Estimated societal costs of stroke in the UK based on a discrete event simulation
Patel A., Berdunov V., Quayyum Z., King D., Knapp M., Wittenberg R.

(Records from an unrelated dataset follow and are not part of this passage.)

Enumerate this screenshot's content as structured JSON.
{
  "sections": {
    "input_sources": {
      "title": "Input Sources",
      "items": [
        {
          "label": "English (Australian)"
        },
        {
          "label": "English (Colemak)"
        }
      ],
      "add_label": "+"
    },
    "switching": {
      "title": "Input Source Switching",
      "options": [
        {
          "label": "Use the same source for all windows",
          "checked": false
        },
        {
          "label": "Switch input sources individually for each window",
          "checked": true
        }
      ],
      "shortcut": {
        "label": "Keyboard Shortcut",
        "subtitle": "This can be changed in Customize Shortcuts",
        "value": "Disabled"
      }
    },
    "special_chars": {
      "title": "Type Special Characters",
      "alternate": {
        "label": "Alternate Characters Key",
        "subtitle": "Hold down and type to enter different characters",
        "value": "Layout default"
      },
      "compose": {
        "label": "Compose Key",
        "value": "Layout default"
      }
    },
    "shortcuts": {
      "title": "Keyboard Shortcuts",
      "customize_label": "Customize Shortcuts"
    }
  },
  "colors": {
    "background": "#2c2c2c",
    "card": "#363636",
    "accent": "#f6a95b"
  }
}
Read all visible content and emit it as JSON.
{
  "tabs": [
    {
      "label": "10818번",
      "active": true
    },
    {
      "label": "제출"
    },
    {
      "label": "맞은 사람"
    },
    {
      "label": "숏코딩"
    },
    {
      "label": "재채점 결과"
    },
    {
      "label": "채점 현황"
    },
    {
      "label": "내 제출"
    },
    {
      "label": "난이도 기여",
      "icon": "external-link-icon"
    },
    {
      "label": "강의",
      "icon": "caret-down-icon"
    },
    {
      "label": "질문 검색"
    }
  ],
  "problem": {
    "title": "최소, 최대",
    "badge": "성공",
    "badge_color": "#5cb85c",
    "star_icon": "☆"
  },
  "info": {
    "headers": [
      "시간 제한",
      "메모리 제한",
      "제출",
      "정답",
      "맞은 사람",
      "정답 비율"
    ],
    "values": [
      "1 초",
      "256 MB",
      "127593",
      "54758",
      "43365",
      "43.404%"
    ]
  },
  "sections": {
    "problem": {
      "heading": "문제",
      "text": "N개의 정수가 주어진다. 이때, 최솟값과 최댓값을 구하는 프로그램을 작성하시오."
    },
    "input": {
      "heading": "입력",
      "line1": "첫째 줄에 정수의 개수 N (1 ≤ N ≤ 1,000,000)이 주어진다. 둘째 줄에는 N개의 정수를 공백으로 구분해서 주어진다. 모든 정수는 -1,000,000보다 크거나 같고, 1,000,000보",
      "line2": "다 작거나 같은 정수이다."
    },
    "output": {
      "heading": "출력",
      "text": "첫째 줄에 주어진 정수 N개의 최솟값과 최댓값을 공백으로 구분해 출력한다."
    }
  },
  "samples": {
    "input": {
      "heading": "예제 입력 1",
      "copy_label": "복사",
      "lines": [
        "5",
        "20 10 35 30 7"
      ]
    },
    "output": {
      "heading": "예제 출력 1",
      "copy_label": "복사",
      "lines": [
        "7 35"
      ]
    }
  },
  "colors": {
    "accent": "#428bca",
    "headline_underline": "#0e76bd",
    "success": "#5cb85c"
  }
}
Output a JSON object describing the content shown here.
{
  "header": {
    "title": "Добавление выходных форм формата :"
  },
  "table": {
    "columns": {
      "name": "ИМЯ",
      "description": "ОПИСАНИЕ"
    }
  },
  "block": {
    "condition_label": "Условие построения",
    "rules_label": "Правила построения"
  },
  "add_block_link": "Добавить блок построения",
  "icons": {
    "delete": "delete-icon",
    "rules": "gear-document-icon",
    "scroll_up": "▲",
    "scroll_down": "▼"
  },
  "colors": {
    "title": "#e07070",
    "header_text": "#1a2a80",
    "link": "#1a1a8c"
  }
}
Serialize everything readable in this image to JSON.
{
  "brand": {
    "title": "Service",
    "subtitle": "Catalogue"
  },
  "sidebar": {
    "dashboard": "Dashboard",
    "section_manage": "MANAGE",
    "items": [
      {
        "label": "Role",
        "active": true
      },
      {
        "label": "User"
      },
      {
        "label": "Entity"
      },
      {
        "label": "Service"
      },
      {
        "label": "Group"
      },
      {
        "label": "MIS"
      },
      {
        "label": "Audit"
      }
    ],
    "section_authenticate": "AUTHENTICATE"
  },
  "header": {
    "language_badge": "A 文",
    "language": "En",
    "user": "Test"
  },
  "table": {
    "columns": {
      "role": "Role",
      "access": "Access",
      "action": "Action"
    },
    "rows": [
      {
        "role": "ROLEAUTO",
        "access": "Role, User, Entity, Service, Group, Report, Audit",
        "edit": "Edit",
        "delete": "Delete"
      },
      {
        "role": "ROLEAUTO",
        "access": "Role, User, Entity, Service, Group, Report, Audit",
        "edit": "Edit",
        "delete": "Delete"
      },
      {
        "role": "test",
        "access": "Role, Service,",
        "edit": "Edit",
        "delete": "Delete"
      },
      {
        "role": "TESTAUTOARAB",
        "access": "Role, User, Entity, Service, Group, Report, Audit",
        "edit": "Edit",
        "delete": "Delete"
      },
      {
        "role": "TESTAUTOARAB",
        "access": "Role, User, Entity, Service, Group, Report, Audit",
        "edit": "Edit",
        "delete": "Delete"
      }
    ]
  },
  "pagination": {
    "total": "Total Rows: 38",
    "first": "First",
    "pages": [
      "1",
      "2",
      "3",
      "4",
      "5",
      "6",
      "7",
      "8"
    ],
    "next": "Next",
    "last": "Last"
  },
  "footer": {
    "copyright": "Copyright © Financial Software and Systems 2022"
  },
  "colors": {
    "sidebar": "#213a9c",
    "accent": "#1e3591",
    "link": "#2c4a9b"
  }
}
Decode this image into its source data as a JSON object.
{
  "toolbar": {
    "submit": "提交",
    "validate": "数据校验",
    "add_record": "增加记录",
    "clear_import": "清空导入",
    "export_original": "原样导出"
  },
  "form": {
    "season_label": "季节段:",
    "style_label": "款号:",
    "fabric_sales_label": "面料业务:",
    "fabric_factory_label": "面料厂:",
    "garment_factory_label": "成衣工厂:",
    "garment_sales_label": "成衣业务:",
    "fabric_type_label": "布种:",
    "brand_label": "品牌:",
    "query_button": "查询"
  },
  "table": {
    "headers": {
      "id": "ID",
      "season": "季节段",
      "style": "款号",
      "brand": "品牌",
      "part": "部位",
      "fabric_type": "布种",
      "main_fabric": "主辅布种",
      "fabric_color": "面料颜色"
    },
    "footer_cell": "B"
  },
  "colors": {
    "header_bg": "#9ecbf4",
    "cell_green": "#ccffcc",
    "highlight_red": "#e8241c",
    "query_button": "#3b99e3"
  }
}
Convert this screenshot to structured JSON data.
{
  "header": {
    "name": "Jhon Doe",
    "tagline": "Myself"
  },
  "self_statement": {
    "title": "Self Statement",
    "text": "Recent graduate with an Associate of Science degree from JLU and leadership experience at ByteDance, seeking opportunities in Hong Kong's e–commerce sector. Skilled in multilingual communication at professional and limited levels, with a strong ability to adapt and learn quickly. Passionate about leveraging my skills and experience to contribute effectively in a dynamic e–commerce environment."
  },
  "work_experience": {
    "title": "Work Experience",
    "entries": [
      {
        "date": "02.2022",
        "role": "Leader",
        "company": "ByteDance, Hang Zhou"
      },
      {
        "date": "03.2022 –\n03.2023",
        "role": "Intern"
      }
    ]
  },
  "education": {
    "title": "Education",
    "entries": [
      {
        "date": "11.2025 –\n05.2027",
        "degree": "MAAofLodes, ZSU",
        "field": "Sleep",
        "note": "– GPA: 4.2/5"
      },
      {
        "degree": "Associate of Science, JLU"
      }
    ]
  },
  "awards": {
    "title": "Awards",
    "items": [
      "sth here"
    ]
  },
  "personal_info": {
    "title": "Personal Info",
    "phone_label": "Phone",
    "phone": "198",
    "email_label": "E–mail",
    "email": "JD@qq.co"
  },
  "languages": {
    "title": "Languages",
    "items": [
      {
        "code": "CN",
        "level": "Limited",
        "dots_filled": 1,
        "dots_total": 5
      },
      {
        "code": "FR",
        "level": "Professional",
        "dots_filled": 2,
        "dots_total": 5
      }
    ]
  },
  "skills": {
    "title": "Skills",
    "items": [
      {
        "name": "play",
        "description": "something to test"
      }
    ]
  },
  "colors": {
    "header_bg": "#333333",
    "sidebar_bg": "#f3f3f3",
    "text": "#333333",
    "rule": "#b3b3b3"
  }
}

<jats:title>ABSTRACT</jats:title> <jats:sec> <jats:title>Background</jats:title> <jats:p>there are around 100,000 new stroke cases and over a million people living with its consequences annually in the UK. This has large impacts on health and social care, unpaid carers and lost productivity. We aimed to estimate associated costs.</jats:p> </jats:sec> <jats:sec> <jats:title>Methods</jats:title> <jats:p>we estimated 2014/2015 annual mean cost per person and aggregate UK cost of stroke for individuals aged ≥40 from a societal perspective. Health and social care costs in the first and subsequent years after stroke were estimated from discrete event simulation modelling, with probability of progression and length of receipt of different health and social care services obtained from routine registry and audit data. Unpaid care hours and lost productivity were obtained from trial data. UK unit costs were applied to estimate mean costs. Epidemiological estimates of stroke incidence and prevalence were then applied to estimate aggregate costs for the UK.</jats:p> </jats:sec> <jats:sec> <jats:title>Results</jats:title> <jats:p>mean cost of new-onset stroke is £45,409 (95% CI 42,054-48,763) in the first year after stroke and £24,778 (20,234–29,322) in subsequent years. Aggregate societal cost of stroke is £26 billion per year, including £8.6 billion for NHS and social care. The largest component of total cost was unpaid care (61%) and, given high survival, £20.6 billion related to ongoing care.</jats:p> </jats:sec> <jats:sec> <jats:title>Conclusion</jats:title> <jats:p>the estimated aggregate cost of stroke substantially exceeds previous UK estimates. Since most of the cost is attributed to unpaid care, interventions aimed at rehabilitation and reducing new and recurrent stroke are likely to yield substantial benefits to carers and cost savings to society.</jats:p> </jats:sec>